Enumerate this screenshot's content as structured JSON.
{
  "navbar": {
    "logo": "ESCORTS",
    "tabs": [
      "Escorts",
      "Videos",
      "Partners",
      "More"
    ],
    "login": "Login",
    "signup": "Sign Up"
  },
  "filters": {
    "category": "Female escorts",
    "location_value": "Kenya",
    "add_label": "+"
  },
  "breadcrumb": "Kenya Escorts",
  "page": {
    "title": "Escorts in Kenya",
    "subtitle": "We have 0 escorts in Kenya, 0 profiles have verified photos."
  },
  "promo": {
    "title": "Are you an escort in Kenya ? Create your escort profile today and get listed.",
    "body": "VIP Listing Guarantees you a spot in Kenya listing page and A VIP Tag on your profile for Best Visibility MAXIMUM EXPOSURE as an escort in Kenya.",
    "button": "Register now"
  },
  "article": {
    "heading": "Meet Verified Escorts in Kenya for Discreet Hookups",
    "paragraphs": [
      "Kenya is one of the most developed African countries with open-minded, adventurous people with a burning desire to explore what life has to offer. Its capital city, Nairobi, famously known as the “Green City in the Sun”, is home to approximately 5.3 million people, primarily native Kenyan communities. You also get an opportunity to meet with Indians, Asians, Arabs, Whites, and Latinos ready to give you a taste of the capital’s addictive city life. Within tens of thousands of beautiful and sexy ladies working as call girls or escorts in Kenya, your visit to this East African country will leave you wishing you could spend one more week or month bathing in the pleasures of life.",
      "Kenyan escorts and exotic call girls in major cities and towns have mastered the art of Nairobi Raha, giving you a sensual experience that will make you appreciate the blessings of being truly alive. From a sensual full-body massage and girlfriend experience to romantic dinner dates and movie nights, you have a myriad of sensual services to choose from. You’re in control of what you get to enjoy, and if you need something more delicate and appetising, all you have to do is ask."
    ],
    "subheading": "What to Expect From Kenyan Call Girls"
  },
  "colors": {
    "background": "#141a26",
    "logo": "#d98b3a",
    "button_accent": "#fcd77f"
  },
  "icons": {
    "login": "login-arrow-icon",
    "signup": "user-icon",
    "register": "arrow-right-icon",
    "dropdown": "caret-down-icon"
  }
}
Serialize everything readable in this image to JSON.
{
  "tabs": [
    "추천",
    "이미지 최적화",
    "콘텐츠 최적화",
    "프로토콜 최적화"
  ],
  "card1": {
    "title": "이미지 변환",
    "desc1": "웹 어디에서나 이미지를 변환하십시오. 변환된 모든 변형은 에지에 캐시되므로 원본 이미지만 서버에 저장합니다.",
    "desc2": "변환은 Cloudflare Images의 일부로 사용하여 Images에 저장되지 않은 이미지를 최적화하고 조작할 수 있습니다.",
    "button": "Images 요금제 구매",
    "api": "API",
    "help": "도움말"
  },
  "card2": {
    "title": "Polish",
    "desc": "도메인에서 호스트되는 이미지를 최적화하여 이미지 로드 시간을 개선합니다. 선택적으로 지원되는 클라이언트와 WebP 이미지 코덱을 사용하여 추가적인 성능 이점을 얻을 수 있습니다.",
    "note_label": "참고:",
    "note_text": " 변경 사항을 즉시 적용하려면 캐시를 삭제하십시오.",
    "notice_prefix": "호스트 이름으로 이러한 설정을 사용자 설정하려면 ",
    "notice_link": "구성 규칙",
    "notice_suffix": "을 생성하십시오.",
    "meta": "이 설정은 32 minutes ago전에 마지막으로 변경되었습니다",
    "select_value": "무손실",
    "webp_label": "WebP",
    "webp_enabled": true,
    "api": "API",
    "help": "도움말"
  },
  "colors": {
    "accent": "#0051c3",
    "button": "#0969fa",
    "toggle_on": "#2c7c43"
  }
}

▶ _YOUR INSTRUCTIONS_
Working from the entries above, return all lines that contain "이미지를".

▶ _ANSWER SPACE_
    "desc1": "웹 어디에서나 이미지를 변환하십시오. 변환된 모든 변형은 에지에 캐시되므로 원본 이미지만 서버에 저장합니다.",
    "desc2": "변환은 Cloudflare Images의 일부로 사용하여 Images에 저장되지 않은 이미지를 최적화하고 조작할 수 있습니다.",
    "desc": "도메인에서 호스트되는 이미지를 최적화하여 이미지 로드 시간을 개선합니다. 선택적으로 지원되는 클라이언트와 WebP 이미지 코덱을 사용하여 추가적인 성능 이점을 얻을 수 있습니다.",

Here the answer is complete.